For Italians, hands can be used as exclamation points, commas, question marks and much more.

It’s estimated that 250 hand gestures exist in Italy.

Here’s a guide to five of the most popular ones.

Finger purse

This is by far the most famous Italian hand gesture and has become an international icon.

It basically translates to “What the hell are you doing/saying?”, “What’s going on?”, or “What the hell?”, and usually has a negative connotation.

Bunch your fingers together, with tips touching and pointing upwards.

Hold your arm around a foot from your body.

You can either hold your hand still or move it up and down at the wrist.

Just like any other Italian gesture, your accompanying facial expression is essential to show what you actually mean when you’re using your hands.

Chin flick

This is another popular gesture which has a whole lot of attitude.

The chin flick is very common among kids, but it’s not just restricted to the younger generations!

While it looks a little like an insult, it simply means “I don’t care/I don’t give a damn”.

Bend your arm at the elbow, palm and fingers facing your body.

Bring your hands to your throat and run your fingers lightly upward from your neck past the tip of your chin.

For the meaning of the gesture to be more effective, your mouth has to do a little reverse smile.
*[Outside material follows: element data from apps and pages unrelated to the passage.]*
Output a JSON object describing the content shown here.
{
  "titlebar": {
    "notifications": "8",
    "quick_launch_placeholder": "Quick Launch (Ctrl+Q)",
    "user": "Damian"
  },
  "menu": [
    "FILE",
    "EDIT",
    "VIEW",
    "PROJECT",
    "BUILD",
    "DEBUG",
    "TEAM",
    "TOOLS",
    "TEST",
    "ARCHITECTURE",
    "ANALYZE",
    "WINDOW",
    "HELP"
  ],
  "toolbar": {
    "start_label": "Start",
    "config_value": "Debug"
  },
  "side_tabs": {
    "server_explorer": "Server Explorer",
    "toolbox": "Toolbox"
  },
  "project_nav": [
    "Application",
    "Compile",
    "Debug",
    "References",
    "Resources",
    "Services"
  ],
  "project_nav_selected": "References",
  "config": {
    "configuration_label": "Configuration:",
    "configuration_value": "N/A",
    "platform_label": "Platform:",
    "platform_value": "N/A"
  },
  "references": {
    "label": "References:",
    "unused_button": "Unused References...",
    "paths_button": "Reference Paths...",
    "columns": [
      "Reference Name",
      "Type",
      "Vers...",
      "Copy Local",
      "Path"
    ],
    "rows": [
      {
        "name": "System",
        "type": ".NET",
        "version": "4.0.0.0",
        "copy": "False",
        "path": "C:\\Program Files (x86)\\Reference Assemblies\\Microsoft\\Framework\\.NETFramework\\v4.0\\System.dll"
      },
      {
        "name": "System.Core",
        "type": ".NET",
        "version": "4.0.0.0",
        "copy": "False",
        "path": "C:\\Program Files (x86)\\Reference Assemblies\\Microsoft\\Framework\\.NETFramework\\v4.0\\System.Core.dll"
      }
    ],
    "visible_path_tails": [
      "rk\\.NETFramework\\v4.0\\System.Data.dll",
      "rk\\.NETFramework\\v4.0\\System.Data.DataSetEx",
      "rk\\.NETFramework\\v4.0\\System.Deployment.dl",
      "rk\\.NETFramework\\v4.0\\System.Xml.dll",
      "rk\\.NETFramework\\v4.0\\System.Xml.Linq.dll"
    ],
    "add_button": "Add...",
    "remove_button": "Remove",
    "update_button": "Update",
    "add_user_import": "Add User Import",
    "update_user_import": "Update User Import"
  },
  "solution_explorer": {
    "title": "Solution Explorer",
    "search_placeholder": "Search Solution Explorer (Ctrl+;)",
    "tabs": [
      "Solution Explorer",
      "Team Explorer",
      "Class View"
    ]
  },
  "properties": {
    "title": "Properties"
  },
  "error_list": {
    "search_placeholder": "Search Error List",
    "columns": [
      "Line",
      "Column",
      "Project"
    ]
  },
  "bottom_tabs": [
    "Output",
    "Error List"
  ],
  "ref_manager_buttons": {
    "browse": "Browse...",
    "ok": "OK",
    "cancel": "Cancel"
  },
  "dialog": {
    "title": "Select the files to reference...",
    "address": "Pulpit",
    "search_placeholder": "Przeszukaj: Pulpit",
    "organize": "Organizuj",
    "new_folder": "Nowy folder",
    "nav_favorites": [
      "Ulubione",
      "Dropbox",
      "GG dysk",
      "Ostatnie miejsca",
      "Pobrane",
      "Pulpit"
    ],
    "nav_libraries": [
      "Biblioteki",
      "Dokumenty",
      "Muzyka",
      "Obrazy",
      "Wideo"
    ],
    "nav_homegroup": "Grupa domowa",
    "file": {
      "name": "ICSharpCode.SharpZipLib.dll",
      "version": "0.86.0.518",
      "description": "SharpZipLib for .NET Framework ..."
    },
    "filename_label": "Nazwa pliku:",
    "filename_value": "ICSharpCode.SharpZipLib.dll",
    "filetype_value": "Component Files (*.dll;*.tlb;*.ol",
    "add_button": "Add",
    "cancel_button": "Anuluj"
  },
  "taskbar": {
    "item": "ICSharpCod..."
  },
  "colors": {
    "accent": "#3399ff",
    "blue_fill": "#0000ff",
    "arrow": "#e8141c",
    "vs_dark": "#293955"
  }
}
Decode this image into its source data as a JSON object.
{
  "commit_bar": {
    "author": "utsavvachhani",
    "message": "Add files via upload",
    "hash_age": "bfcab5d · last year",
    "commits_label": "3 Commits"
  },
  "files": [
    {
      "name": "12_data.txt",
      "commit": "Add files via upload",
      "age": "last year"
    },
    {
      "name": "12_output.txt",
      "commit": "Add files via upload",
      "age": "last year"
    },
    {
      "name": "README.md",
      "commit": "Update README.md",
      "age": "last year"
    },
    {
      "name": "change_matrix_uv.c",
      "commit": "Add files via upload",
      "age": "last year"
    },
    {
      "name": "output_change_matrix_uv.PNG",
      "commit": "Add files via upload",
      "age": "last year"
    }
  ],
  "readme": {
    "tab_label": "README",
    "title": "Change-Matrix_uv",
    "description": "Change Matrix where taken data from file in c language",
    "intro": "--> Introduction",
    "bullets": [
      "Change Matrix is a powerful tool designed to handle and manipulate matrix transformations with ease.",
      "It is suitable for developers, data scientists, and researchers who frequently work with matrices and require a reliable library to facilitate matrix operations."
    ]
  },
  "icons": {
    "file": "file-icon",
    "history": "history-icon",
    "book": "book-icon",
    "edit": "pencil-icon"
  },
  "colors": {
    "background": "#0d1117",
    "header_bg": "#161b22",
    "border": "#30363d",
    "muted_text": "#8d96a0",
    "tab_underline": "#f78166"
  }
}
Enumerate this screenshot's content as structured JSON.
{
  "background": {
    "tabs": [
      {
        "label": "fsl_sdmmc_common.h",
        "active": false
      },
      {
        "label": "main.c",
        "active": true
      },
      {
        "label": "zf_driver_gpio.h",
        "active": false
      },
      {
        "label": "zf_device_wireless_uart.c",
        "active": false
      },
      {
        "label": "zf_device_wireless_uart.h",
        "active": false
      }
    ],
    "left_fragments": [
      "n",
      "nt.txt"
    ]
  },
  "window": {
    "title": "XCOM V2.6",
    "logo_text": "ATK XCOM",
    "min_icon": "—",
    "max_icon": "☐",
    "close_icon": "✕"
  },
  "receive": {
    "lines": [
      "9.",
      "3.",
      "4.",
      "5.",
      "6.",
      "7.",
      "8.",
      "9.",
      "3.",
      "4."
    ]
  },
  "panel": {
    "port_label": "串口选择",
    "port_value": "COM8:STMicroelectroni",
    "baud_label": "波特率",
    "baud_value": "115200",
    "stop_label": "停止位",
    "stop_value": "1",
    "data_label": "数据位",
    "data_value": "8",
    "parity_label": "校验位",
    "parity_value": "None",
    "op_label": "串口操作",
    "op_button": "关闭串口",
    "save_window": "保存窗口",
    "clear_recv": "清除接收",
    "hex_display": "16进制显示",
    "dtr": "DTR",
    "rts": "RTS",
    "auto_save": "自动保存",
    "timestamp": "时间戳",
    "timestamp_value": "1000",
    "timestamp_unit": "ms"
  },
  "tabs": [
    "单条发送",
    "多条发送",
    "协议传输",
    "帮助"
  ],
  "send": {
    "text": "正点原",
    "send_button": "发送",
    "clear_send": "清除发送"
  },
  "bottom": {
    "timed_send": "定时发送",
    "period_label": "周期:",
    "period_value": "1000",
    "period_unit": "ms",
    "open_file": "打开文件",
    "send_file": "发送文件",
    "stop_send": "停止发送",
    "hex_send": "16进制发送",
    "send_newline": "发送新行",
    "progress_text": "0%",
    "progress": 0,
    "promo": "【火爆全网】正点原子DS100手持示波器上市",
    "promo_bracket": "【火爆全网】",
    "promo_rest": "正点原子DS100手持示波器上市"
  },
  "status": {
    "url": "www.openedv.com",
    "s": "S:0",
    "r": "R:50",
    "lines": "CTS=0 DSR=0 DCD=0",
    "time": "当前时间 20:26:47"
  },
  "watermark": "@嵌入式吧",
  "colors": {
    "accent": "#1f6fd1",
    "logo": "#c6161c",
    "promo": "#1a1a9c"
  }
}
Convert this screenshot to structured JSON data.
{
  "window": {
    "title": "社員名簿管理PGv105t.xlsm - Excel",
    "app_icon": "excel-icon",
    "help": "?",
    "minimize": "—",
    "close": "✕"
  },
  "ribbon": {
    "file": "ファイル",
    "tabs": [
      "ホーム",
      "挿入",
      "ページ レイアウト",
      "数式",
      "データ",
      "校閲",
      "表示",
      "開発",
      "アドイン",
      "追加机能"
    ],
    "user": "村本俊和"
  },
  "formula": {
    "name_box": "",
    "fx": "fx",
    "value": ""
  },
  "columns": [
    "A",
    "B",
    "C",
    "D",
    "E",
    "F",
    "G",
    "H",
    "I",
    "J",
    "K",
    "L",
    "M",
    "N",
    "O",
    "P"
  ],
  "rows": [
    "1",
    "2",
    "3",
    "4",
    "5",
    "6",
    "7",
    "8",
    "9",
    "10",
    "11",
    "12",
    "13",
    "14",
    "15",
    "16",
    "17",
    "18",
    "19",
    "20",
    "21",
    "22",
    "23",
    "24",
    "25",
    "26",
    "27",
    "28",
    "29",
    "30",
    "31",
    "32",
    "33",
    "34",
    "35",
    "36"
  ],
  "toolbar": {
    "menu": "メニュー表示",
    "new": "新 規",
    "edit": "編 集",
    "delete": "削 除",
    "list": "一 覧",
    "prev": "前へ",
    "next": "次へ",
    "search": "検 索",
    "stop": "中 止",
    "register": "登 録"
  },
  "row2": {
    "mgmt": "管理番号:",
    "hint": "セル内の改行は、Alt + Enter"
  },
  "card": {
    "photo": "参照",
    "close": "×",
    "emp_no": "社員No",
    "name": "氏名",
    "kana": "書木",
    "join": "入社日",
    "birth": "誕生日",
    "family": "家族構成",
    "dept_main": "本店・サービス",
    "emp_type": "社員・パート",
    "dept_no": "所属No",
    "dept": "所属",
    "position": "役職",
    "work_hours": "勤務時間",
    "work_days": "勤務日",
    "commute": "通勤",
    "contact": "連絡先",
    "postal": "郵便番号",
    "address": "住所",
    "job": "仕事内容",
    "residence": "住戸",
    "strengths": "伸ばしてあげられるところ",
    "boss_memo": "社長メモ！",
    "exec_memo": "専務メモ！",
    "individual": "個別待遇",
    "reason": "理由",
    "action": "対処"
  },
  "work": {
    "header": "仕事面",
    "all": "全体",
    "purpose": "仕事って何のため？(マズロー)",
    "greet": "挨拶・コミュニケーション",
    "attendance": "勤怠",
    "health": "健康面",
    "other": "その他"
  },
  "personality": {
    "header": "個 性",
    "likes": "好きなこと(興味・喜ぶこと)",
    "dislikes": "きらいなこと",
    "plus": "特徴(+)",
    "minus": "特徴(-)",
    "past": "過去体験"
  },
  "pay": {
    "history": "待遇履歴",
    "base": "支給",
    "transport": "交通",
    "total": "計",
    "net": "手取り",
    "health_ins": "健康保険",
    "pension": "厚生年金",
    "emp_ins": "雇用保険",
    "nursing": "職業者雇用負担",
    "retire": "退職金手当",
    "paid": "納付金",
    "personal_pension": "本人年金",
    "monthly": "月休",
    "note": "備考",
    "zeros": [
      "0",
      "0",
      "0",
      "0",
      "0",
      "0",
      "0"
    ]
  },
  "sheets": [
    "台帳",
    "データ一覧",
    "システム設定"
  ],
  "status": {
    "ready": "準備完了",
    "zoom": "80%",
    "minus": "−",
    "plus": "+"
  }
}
Cheek screw

This hand gesture is used by both young and old in Italy.

Translating to “Delicious!”, parents often use this gesture to encourage children to eat.

Extend the index finger of one hand and corkscrew it into the cheek.

Accompany this gesture with a big smile to make it more effective.

Circle in the air

This classic is used to say “See you later” or “We’ll catch up/talk later.”

You might use it if somebody calls you while you’re in the middle of a conversation and you have to pick up, or if you see a friend across the street but can’t stop to talk.

With your hand at your side, extend one index finger and trace a small circle in the air.

Line in the air

If you feel like you want to compliment something that’s too perfect for words, this gesture says it all.

Literally meaning “Perfect”, it can be used in many different contexts and has positive connotations.

Form a circle with the thumb and index finger, extend the other three fingers and draw a straight line horizontally.